In an apparent response to a call from Mursi’s Muslim Brotherhood, hundreds flocked to the precincts of the presidential palace Wednesday evening in the quarter of Heliopolis where opponents had camped out to protest the Islamist leader’s decree expanding his powers. The rivals hurled stones and petrol bombs at each other.
Opponents said Mursi’s supporters had attacked them and removed their tents while police stayed away.
The Muslim Brotherhood’s Freedom and Justice Party accused opponents of attacking their “peaceful” rally. “If each group is allowed to set up tents in front of state institutions, we will be in a state of chaos, not revolution,” added the party.
Many of the opposition had left and a few hundred protesters remained outside the palace.
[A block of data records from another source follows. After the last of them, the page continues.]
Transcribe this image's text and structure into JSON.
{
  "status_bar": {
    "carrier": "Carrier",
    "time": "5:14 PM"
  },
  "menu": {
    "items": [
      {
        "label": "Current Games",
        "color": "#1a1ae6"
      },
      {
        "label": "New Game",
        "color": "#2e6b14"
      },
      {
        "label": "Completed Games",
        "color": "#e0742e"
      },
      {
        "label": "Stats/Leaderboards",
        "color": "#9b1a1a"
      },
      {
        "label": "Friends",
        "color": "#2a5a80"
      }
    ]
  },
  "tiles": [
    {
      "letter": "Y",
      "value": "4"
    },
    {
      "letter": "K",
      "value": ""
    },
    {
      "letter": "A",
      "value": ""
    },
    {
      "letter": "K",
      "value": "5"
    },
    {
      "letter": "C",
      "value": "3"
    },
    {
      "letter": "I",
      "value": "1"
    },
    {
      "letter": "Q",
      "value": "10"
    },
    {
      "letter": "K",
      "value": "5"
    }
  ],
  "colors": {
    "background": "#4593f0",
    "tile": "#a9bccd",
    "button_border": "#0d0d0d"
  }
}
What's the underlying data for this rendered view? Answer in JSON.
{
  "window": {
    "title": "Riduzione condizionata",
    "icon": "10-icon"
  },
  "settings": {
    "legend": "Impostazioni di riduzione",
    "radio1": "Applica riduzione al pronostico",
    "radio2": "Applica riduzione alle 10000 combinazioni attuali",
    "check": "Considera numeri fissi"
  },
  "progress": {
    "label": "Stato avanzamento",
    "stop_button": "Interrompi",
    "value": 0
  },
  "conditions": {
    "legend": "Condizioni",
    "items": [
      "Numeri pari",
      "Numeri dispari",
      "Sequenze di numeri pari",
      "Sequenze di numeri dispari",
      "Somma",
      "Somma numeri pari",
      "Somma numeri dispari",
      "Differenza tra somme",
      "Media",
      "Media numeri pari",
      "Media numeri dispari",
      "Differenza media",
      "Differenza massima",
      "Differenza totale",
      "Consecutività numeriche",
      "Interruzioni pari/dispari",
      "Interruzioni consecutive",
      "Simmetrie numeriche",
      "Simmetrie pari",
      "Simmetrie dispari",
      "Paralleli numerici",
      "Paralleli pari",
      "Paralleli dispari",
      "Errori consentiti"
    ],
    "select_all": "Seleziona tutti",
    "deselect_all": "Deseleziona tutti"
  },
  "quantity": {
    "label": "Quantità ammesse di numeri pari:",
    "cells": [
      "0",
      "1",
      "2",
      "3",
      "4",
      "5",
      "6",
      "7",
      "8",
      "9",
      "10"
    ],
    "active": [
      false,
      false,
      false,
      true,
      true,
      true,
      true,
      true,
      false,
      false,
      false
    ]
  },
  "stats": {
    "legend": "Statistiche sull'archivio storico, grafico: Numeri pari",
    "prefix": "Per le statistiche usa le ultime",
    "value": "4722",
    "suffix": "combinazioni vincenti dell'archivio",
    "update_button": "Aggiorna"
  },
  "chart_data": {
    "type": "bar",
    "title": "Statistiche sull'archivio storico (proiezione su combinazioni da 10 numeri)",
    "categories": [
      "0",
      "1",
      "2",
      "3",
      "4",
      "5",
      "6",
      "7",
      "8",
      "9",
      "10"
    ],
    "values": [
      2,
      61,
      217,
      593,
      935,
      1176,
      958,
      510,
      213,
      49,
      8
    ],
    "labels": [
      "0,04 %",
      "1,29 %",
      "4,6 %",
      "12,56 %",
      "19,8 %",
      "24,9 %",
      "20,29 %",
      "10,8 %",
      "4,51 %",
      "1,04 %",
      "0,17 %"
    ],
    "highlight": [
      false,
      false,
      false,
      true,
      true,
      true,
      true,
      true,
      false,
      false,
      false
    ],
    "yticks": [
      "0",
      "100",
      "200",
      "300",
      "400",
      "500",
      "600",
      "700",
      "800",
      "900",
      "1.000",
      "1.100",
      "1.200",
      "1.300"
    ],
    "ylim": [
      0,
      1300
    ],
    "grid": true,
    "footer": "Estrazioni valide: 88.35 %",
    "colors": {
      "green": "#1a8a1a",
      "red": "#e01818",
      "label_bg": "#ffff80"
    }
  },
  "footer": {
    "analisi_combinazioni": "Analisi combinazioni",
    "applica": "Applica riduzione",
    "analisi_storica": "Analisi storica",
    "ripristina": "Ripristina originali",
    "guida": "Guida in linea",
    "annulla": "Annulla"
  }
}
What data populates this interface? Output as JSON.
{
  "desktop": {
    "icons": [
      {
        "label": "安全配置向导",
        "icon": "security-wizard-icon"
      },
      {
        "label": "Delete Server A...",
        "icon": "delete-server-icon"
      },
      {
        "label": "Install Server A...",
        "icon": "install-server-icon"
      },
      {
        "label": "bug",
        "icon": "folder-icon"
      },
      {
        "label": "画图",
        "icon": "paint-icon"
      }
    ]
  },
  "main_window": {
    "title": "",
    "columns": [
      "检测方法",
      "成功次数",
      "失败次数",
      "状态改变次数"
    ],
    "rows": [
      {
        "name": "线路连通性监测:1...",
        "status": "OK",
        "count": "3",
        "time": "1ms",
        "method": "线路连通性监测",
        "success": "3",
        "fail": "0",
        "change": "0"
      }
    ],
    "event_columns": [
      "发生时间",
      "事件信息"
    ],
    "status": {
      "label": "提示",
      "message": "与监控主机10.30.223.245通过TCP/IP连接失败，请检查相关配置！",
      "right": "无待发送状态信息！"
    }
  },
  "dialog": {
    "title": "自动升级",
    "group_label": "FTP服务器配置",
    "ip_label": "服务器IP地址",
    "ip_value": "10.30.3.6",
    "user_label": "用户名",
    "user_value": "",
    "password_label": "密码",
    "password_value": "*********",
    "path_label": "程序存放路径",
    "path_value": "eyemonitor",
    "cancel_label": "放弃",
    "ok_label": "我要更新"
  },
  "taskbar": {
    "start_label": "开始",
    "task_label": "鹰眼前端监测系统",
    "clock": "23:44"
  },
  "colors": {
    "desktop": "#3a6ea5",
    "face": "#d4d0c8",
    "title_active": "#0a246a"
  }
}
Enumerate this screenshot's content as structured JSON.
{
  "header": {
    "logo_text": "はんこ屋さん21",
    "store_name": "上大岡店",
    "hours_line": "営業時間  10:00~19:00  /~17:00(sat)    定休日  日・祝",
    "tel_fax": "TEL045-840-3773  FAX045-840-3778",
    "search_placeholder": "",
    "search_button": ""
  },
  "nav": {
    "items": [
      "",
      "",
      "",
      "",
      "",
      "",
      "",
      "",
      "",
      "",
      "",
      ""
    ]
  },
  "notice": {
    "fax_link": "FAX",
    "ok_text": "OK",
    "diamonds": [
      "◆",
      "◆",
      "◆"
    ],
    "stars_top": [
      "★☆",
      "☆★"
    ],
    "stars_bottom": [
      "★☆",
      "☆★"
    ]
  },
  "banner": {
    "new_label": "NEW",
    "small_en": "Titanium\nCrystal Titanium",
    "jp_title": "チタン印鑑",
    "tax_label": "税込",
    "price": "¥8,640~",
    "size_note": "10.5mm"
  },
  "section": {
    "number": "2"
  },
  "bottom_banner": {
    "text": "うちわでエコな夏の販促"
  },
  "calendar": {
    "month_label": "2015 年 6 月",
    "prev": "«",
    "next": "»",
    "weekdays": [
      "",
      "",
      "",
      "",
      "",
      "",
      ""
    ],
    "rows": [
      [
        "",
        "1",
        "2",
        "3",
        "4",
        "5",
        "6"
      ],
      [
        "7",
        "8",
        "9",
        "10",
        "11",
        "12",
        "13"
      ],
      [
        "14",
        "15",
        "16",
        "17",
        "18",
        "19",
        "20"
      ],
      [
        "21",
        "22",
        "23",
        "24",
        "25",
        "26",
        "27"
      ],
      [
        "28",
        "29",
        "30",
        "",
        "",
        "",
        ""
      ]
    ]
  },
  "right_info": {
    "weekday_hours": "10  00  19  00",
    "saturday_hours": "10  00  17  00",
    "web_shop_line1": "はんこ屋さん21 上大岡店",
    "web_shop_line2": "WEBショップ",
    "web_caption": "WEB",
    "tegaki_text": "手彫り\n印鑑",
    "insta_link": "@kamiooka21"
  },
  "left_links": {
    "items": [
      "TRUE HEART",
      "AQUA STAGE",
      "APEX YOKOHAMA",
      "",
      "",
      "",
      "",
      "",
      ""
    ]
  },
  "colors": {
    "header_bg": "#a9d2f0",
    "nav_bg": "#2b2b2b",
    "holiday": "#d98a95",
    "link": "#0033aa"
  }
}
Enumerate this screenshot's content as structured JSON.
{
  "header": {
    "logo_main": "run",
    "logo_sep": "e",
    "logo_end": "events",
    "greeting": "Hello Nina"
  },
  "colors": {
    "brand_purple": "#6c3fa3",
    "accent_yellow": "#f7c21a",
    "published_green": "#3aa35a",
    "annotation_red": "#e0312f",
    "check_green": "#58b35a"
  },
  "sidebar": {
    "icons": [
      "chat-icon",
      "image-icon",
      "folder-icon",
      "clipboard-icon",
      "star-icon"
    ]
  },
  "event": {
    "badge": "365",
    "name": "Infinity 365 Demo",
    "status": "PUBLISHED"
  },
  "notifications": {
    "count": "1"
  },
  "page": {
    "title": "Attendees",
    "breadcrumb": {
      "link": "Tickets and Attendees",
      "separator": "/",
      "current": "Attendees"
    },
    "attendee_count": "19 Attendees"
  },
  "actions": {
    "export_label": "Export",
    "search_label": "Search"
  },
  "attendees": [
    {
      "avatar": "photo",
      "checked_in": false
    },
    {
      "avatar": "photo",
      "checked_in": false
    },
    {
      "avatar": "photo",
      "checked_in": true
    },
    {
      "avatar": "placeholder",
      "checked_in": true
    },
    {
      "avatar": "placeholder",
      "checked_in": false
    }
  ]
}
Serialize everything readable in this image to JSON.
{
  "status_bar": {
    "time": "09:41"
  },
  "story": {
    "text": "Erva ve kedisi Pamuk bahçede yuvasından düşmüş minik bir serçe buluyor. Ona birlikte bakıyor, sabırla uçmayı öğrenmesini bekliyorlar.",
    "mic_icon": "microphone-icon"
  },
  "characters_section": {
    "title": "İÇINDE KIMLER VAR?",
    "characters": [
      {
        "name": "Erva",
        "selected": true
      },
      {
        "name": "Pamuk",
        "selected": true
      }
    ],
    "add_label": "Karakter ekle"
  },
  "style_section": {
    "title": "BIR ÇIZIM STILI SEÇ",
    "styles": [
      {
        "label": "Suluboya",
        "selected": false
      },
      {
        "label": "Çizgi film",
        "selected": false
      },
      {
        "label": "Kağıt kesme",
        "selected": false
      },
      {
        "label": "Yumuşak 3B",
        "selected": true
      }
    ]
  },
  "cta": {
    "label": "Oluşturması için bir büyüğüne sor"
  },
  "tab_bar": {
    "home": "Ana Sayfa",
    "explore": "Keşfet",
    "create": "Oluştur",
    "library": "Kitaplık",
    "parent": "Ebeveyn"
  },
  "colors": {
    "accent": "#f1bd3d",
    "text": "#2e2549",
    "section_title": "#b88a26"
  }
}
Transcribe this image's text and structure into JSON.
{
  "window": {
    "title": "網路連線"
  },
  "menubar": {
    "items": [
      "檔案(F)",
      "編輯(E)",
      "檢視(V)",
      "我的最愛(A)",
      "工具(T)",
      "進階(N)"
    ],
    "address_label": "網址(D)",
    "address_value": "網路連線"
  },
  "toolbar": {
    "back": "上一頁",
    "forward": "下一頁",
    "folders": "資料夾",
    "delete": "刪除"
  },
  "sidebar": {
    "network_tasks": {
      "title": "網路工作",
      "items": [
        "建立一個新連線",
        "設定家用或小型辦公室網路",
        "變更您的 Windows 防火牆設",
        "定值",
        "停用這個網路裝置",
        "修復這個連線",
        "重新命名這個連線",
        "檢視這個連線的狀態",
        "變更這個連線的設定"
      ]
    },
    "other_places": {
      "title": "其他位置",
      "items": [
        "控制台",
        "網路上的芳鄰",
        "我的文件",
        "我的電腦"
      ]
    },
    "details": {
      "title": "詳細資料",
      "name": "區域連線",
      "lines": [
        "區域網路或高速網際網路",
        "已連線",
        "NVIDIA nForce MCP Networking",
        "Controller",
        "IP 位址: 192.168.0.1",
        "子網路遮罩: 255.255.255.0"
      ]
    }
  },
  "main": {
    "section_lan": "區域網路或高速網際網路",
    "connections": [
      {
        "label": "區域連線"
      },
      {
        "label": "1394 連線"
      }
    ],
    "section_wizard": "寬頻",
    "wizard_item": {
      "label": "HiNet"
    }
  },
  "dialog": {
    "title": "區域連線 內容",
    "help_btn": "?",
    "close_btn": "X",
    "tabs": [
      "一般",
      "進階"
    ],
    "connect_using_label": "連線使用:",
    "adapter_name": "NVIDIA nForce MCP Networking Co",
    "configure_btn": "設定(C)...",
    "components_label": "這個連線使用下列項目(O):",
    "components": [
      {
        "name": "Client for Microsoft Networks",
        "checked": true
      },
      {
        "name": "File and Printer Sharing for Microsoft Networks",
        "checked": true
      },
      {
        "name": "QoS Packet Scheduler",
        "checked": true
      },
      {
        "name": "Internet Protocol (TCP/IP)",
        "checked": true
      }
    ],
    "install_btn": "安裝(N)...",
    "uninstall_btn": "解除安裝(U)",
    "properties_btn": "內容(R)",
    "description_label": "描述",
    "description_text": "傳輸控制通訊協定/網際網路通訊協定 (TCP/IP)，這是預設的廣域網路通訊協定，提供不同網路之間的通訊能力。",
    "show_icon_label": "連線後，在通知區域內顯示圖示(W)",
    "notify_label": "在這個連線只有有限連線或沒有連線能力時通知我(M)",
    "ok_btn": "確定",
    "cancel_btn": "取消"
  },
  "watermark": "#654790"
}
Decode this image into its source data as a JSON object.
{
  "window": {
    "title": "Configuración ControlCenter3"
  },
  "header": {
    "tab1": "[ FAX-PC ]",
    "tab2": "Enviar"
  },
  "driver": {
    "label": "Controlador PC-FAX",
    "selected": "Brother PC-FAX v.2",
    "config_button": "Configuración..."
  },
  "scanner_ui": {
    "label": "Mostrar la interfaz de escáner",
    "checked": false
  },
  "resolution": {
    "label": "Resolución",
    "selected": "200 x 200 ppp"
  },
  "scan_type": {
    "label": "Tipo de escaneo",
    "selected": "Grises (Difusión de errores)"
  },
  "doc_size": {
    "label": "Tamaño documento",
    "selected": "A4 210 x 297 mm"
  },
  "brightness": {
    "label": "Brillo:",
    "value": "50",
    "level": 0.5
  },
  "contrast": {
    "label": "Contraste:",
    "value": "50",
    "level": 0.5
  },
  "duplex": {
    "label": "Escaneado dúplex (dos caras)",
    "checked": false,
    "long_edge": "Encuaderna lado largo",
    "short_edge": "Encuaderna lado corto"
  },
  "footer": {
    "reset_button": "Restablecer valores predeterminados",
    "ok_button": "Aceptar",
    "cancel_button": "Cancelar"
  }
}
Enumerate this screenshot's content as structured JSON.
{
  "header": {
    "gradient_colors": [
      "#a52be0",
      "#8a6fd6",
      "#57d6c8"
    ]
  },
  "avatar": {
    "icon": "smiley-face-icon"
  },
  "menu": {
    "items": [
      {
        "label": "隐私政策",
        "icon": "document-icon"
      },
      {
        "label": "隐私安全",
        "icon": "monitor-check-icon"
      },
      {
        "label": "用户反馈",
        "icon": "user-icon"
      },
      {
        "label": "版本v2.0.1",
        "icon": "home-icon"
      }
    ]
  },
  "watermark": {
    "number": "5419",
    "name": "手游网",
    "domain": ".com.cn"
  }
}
The violence spread beyond the capital, with protesters torching the offices of the powerful Muslim Brotherhood in the Mediterranean port city of Ismailiya and in Suez, witnesses said.
Meanwhile, Amr al-Leithi, Seif Abdul Fatah and Ayman al-Sayad announced quitting their posts as presidential advisors in protest against Mursi’s sweeping new powers. Three other presidential advisors had earlier resigned for the same reason.
The opposition has accused Mursi of power grab and spurned his call for dialogue to defuse the crisis, the worst since he took office in late June.
Opposition leader Mohammad Al Baradei said late Wednesday there would be no talks before Mursi rescinds his decree and suspend a call for a public vote on a controversial constitution.
“All possible means, including a general strike will be taken to bring about the cancellation of the constitutional declaration,” added Al Baradei, who was a major catalyst in the revolt that toppled Hosni Mubarak almost two years ago. Al Bardei was speaking following crisis talks with other leaders of the opposition National Salvation Front in Cairo.
Mursi has said his measures are temporary until a new constitution is approved and an elected parliament is in place.